The IRS allows home sellers to cancel certain expenses related to buying, renovating and selling properties. Cancelling these expenses helps reduce your taxable income. You can deduct some expenses before you change the property, but other expenses, such as capital expenses, cannot be deducted until the property is sold. The IRS allows professional homebuyers to cancel many of their business expenses.
Money spent on buying a property and making improvements is considered a capital expense, which can be deducted from taxable income after the property is sold. However, these expenses cannot be deducted before the sale. To change homes with maximum profitability, you must consider all the factors that may affect your margins, from market trends, labor, material costs and tax implications. That said, if you only sell one, maybe two homes a year, your accountant may argue that you're not in business and should be classified as a merchant for tax purposes.
In terms of the investment itself, you can deduct the expenses that the investor has, such as the cost of materials needed for the actual renovation, and the labor cost of the property. Many people think that taxes can be deferred by selling one property and immediately reinvesting the proceeds of the sale in another, but that is only possible under certain circumstances. Many investors who change and change their minds rely on an accountant or tax professional to maximize their deductions based on their categorization. One of the advantages of changing a house while living there is that it is cheaper to finance it with the owner's mortgage.
A single property investment is generally classified and taxed as a solitary investment, not as a business. The deductions you can make will largely depend on whether the IRS views your change as a business or individual investment. Many aspects of repair and investment can be deducted, from the actual material and labor to the commissions paid to the real estate agent on the final sale. While hard-money loans are quick and flexible financing for short-term investments, they are not a viable long-term mortgage.
If you are an active agent who maintains a property for less than a year, you will most likely be paid taxes at a regular tax rate of 10% to 37%. If the IRS classifies an investor as a “merchant,” profits from property changes will be taxed at their ordinary income tax rate. Tax rules define investment as “active income,” and profits from invested homes are treated as ordinary income with tax rates between 10 and 37%, not as capital gains with a lower tax rate of 0 to 20%. The IRS has a high earnings limit for charging capital gains taxes on properties where you have lived for two of the last five years, but this may not be sustainable if you dedicate yourself to moving houses as quickly as possible.
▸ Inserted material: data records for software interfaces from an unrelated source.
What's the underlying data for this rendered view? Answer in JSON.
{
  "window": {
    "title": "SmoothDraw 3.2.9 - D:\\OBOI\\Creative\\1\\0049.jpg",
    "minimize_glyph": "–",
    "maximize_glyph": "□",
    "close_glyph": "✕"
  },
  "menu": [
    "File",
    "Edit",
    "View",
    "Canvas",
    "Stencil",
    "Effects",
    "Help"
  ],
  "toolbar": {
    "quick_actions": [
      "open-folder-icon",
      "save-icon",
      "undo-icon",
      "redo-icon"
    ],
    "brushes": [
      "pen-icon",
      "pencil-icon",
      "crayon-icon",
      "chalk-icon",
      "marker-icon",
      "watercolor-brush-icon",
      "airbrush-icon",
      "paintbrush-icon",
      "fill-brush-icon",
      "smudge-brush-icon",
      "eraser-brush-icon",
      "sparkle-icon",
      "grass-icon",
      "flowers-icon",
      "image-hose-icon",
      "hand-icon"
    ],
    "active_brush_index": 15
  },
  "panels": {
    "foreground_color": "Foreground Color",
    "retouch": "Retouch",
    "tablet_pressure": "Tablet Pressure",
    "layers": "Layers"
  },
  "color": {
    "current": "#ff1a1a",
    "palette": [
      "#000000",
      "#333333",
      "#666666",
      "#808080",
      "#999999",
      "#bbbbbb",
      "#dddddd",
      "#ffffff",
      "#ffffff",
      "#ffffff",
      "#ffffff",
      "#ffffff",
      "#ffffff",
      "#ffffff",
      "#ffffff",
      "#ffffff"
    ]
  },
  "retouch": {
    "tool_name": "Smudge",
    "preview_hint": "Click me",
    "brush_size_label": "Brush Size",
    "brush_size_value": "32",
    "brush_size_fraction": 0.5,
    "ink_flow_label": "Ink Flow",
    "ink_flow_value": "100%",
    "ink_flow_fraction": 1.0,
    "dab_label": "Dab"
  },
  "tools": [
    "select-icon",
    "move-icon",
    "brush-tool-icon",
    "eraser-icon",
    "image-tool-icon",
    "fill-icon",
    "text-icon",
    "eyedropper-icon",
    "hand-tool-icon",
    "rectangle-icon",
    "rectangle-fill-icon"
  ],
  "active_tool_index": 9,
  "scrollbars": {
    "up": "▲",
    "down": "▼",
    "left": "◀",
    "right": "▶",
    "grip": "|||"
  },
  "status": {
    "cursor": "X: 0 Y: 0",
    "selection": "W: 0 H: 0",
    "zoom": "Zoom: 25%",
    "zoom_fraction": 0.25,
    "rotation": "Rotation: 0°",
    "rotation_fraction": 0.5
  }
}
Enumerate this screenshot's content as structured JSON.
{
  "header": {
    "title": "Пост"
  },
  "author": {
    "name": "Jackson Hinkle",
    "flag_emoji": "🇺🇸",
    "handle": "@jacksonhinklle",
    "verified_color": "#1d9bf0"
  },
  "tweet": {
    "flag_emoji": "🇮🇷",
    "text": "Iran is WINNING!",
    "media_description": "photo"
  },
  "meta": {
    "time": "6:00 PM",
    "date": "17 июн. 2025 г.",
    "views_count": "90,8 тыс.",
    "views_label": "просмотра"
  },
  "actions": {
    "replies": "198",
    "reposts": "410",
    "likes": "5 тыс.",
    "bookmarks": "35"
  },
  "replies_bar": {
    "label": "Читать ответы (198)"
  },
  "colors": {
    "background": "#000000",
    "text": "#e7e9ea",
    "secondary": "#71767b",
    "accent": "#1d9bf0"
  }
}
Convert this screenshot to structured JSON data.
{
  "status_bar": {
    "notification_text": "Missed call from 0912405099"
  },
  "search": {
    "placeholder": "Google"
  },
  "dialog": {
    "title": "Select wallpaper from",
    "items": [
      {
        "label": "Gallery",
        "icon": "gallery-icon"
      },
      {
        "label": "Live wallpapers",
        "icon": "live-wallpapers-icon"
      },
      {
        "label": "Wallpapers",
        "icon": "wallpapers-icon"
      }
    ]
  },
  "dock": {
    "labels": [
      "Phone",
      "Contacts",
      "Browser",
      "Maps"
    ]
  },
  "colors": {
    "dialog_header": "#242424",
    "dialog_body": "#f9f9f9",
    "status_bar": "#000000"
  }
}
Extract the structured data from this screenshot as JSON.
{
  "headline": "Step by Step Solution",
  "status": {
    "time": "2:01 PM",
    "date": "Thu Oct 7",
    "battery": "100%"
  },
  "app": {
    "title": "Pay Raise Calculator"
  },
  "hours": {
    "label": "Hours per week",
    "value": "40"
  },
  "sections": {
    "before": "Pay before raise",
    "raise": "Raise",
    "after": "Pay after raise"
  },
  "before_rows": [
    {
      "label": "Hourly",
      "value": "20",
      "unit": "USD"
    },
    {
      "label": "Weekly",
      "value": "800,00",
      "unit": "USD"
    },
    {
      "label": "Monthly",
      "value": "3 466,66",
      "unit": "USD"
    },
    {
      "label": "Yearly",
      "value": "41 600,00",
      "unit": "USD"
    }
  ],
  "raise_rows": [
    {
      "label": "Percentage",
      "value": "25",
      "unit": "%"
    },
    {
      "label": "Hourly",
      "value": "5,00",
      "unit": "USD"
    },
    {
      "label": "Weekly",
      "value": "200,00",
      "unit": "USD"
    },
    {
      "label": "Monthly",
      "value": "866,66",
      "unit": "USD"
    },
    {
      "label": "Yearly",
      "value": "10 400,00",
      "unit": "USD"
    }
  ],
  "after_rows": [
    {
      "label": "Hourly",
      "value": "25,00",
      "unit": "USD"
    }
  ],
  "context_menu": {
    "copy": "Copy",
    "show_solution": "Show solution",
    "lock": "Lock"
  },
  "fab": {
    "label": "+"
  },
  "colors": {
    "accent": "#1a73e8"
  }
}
Even real estate investors who occasionally change homes are often considered agents and are taxed at ordinary income rates. Understanding what it's like to change a home requires you to understand market trends, repair and construction costs, and the types of taxes you can expect. Given the complexities of the tax laws that govern real estate transactions and the many potential tax consequences of changing real estate ownership, start-ups that change homes should plan to hire an experienced accountant who is familiar with real estate investing.